--- Data to use Enclosed Below ---
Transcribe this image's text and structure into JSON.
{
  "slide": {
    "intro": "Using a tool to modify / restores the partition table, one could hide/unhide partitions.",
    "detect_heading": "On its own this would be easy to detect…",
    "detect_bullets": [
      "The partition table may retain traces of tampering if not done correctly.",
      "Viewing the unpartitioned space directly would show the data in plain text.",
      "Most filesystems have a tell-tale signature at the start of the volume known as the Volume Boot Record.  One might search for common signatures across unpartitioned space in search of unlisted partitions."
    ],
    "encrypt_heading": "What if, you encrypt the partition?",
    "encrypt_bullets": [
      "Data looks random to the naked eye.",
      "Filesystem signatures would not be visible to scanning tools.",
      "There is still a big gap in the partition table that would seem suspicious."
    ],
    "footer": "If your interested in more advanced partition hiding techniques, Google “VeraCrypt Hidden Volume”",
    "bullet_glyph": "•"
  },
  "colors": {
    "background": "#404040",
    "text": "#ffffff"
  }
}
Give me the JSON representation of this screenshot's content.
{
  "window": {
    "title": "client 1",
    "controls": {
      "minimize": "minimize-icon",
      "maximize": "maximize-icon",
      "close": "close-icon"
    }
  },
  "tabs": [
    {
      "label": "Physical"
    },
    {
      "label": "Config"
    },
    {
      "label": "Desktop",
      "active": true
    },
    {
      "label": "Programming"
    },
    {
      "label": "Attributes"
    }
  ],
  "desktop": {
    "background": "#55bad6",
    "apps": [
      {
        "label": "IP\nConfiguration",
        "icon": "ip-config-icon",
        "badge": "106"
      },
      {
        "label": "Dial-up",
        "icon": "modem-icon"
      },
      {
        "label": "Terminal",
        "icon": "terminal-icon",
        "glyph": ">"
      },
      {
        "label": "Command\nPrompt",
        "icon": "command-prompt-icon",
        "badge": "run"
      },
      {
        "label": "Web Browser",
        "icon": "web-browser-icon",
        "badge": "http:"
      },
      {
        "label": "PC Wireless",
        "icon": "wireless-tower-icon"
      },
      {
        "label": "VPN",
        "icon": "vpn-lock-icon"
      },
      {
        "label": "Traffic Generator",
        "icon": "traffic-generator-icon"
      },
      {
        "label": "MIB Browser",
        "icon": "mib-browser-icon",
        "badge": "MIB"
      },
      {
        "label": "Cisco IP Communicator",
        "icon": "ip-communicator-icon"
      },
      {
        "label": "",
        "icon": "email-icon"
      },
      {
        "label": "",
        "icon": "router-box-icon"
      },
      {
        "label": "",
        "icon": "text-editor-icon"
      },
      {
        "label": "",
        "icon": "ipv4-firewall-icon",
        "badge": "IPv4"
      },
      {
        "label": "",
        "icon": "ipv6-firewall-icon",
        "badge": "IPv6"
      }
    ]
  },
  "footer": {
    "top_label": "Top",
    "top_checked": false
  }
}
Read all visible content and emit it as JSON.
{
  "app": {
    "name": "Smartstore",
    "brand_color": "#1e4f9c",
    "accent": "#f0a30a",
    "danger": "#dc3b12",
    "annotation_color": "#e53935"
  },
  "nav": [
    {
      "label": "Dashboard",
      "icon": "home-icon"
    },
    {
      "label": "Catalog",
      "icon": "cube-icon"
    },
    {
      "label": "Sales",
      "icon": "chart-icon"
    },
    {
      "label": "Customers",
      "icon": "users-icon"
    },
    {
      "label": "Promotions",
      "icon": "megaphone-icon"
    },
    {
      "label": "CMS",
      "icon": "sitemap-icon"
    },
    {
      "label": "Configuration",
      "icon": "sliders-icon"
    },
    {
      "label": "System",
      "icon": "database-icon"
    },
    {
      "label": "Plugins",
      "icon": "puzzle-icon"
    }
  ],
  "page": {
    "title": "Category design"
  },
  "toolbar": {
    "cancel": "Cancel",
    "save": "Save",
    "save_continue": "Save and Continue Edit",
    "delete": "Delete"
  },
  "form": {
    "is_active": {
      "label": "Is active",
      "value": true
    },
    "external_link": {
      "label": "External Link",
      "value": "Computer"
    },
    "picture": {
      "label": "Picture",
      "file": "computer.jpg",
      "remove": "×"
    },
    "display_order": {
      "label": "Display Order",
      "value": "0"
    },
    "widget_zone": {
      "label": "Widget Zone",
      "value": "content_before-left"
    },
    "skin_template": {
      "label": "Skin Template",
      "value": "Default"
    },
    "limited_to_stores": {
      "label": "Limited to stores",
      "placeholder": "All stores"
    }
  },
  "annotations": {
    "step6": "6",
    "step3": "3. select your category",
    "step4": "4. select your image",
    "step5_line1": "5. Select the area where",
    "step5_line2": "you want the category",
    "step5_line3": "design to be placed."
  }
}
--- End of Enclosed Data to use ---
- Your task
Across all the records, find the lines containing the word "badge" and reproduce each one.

- Finished task
        "badge": "106"
        "badge": "run"
        "badge": "http:"
        "badge": "MIB"
        "badge": "IPv4"
        "badge": "IPv6"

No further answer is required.